### TASK DETAILS
Retype each entry exactly. Skip any pictures.

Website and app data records
___

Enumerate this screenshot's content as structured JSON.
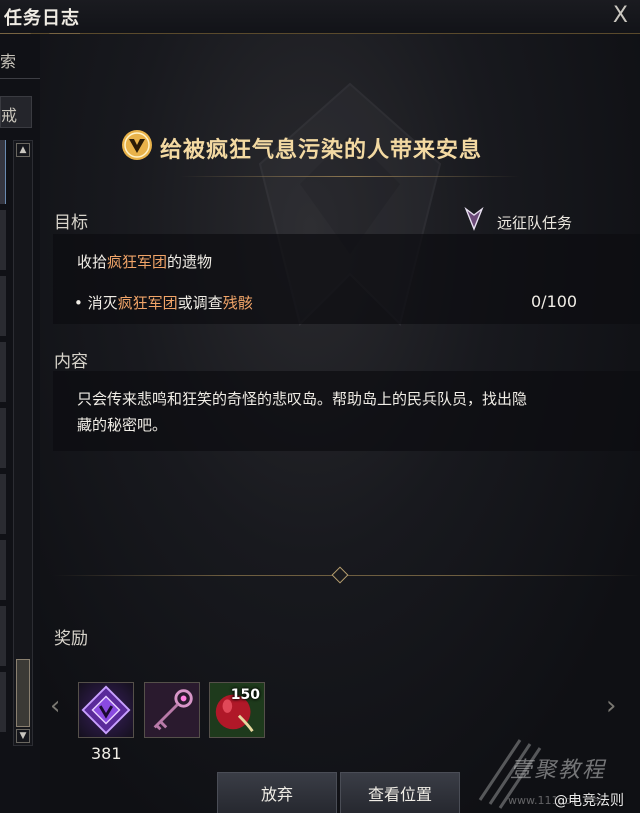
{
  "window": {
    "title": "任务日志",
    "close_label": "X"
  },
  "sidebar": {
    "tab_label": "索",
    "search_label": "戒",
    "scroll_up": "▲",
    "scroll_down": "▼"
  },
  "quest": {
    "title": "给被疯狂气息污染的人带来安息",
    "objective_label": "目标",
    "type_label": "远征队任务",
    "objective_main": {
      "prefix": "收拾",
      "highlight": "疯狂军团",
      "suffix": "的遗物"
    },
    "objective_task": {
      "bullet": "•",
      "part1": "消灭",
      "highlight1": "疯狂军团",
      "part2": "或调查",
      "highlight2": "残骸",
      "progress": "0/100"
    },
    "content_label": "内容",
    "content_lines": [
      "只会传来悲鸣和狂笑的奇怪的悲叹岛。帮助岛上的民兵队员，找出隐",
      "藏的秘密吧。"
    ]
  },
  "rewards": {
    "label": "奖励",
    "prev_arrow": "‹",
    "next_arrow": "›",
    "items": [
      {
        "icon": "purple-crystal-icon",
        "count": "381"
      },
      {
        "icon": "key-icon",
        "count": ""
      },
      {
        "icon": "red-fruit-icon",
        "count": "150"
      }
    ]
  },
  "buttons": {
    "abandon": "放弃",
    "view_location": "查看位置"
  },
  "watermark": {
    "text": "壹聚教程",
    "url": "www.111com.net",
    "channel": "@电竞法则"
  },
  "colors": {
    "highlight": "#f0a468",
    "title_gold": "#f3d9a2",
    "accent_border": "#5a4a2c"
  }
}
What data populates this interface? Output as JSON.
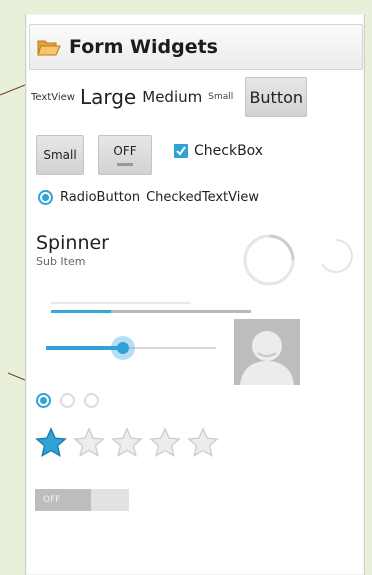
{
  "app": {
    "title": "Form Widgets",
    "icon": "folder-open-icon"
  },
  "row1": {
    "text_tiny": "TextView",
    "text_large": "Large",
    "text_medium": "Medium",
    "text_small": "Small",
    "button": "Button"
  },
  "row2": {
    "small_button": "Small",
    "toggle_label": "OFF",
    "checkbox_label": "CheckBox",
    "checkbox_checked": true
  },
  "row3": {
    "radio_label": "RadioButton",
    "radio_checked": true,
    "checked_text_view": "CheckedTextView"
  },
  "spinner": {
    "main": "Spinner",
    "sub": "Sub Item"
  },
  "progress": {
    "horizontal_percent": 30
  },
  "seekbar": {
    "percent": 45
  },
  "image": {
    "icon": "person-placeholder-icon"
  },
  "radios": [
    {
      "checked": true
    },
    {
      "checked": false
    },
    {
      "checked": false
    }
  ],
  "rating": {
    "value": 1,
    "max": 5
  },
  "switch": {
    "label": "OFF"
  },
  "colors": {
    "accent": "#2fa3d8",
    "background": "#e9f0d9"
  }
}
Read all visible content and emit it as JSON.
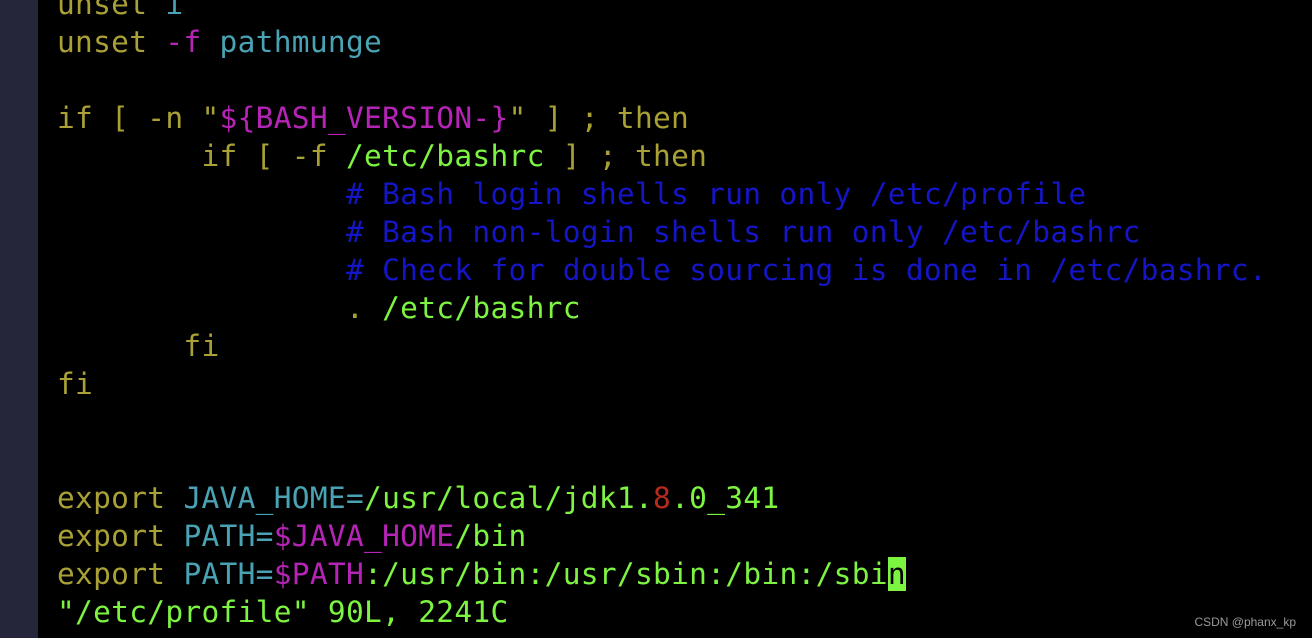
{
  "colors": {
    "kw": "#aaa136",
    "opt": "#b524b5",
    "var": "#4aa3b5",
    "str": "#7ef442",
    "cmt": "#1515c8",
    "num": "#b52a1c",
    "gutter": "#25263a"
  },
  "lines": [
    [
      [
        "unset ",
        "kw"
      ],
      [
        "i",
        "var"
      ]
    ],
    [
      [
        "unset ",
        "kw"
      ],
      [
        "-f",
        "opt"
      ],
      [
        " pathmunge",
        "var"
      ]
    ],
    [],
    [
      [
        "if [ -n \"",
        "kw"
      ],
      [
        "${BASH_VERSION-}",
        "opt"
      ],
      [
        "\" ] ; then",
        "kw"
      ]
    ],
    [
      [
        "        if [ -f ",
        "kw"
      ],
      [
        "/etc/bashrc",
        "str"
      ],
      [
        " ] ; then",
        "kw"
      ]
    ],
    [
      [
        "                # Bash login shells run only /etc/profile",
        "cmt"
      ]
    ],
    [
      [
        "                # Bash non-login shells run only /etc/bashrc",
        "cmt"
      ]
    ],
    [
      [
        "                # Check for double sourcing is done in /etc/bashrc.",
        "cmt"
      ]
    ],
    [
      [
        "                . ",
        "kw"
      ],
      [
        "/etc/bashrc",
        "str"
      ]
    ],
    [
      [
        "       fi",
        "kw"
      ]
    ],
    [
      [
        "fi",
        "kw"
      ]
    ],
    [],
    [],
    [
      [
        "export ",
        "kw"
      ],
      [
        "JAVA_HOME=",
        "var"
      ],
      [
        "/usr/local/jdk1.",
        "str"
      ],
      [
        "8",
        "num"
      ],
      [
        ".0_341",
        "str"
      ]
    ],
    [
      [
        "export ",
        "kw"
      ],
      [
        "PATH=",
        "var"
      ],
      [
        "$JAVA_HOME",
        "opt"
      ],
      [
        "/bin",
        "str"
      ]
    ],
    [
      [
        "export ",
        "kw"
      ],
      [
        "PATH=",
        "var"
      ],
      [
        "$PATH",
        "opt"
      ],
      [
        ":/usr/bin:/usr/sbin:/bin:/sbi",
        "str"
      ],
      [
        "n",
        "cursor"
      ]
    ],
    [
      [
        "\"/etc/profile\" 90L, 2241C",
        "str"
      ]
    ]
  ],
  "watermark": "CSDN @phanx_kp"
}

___

### EXPECTED ANSWER
Enumerate this screenshot's content as structured JSON.
{
  "window": {
    "title": "任务日志",
    "close_label": "X"
  },
  "sidebar": {
    "tab_label": "索",
    "search_label": "戒",
    "scroll_up": "▲",
    "scroll_down": "▼"
  },
  "quest": {
    "title": "给被疯狂气息污染的人带来安息",
    "objective_label": "目标",
    "type_label": "远征队任务",
    "objective_main": {
      "prefix": "收拾",
      "highlight": "疯狂军团",
      "suffix": "的遗物"
    },
    "objective_task": {
      "bullet": "•",
      "part1": "消灭",
      "highlight1": "疯狂军团",
      "part2": "或调查",
      "highlight2": "残骸",
      "progress": "0/100"
    },
    "content_label": "内容",
    "content_lines": [
      "只会传来悲鸣和狂笑的奇怪的悲叹岛。帮助岛上的民兵队员，找出隐",
      "藏的秘密吧。"
    ]
  },
  "rewards": {
    "label": "奖励",
    "prev_arrow": "‹",
    "next_arrow": "›",
    "items": [
      {
        "icon": "purple-crystal-icon",
        "count": "381"
      },
      {
        "icon": "key-icon",
        "count": ""
      },
      {
        "icon": "red-fruit-icon",
        "count": "150"
      }
    ]
  },
  "buttons": {
    "abandon": "放弃",
    "view_location": "查看位置"
  },
  "watermark": {
    "text": "壹聚教程",
    "url": "www.111com.net",
    "channel": "@电竞法则"
  },
  "colors": {
    "highlight": "#f0a468",
    "title_gold": "#f3d9a2",
    "accent_border": "#5a4a2c"
  }
}
What data populates this interface? Output as JSON.
{
  "app": {
    "title": "Form Widgets",
    "icon": "folder-open-icon"
  },
  "row1": {
    "text_tiny": "TextView",
    "text_large": "Large",
    "text_medium": "Medium",
    "text_small": "Small",
    "button": "Button"
  },
  "row2": {
    "small_button": "Small",
    "toggle_label": "OFF",
    "checkbox_label": "CheckBox",
    "checkbox_checked": true
  },
  "row3": {
    "radio_label": "RadioButton",
    "radio_checked": true,
    "checked_text_view": "CheckedTextView"
  },
  "spinner": {
    "main": "Spinner",
    "sub": "Sub Item"
  },
  "progress": {
    "horizontal_percent": 30
  },
  "seekbar": {
    "percent": 45
  },
  "image": {
    "icon": "person-placeholder-icon"
  },
  "radios": [
    {
      "checked": true
    },
    {
      "checked": false
    },
    {
      "checked": false
    }
  ],
  "rating": {
    "value": 1,
    "max": 5
  },
  "switch": {
    "label": "OFF"
  },
  "colors": {
    "accent": "#2fa3d8",
    "background": "#e9f0d9"
  }
}
Read all visible content and emit it as JSON.
{
  "colors": {
    "kw": "#aaa136",
    "opt": "#b524b5",
    "var": "#4aa3b5",
    "str": "#7ef442",
    "cmt": "#1515c8",
    "num": "#b52a1c",
    "gutter": "#25263a"
  },
  "lines": [
    [
      [
        "unset ",
        "kw"
      ],
      [
        "i",
        "var"
      ]
    ],
    [
      [
        "unset ",
        "kw"
      ],
      [
        "-f",
        "opt"
      ],
      [
        " pathmunge",
        "var"
      ]
    ],
    [],
    [
      [
        "if [ -n \"",
        "kw"
      ],
      [
        "${BASH_VERSION-}",
        "opt"
      ],
      [
        "\" ] ; then",
        "kw"
      ]
    ],
    [
      [
        "        if [ -f ",
        "kw"
      ],
      [
        "/etc/bashrc",
        "str"
      ],
      [
        " ] ; then",
        "kw"
      ]
    ],
    [
      [
        "                # Bash login shells run only /etc/profile",
        "cmt"
      ]
    ],
    [
      [
        "                # Bash non-login shells run only /etc/bashrc",
        "cmt"
      ]
    ],
    [
      [
        "                # Check for double sourcing is done in /etc/bashrc.",
        "cmt"
      ]
    ],
    [
      [
        "                . ",
        "kw"
      ],
      [
        "/etc/bashrc",
        "str"
      ]
    ],
    [
      [
        "       fi",
        "kw"
      ]
    ],
    [
      [
        "fi",
        "kw"
      ]
    ],
    [],
    [],
    [
      [
        "export ",
        "kw"
      ],
      [
        "JAVA_HOME=",
        "var"
      ],
      [
        "/usr/local/jdk1.",
        "str"
      ],
      [
        "8",
        "num"
      ],
      [
        ".0_341",
        "str"
      ]
    ],
    [
      [
        "export ",
        "kw"
      ],
      [
        "PATH=",
        "var"
      ],
      [
        "$JAVA_HOME",
        "opt"
      ],
      [
        "/bin",
        "str"
      ]
    ],
    [
      [
        "export ",
        "kw"
      ],
      [
        "PATH=",
        "var"
      ],
      [
        "$PATH",
        "opt"
      ],
      [
        ":/usr/bin:/usr/sbin:/bin:/sbi",
        "str"
      ],
      [
        "n",
        "cursor"
      ]
    ],
    [
      [
        "\"/etc/profile\" 90L, 2241C",
        "str"
      ]
    ]
  ],
  "watermark": "CSDN @phanx_kp"
}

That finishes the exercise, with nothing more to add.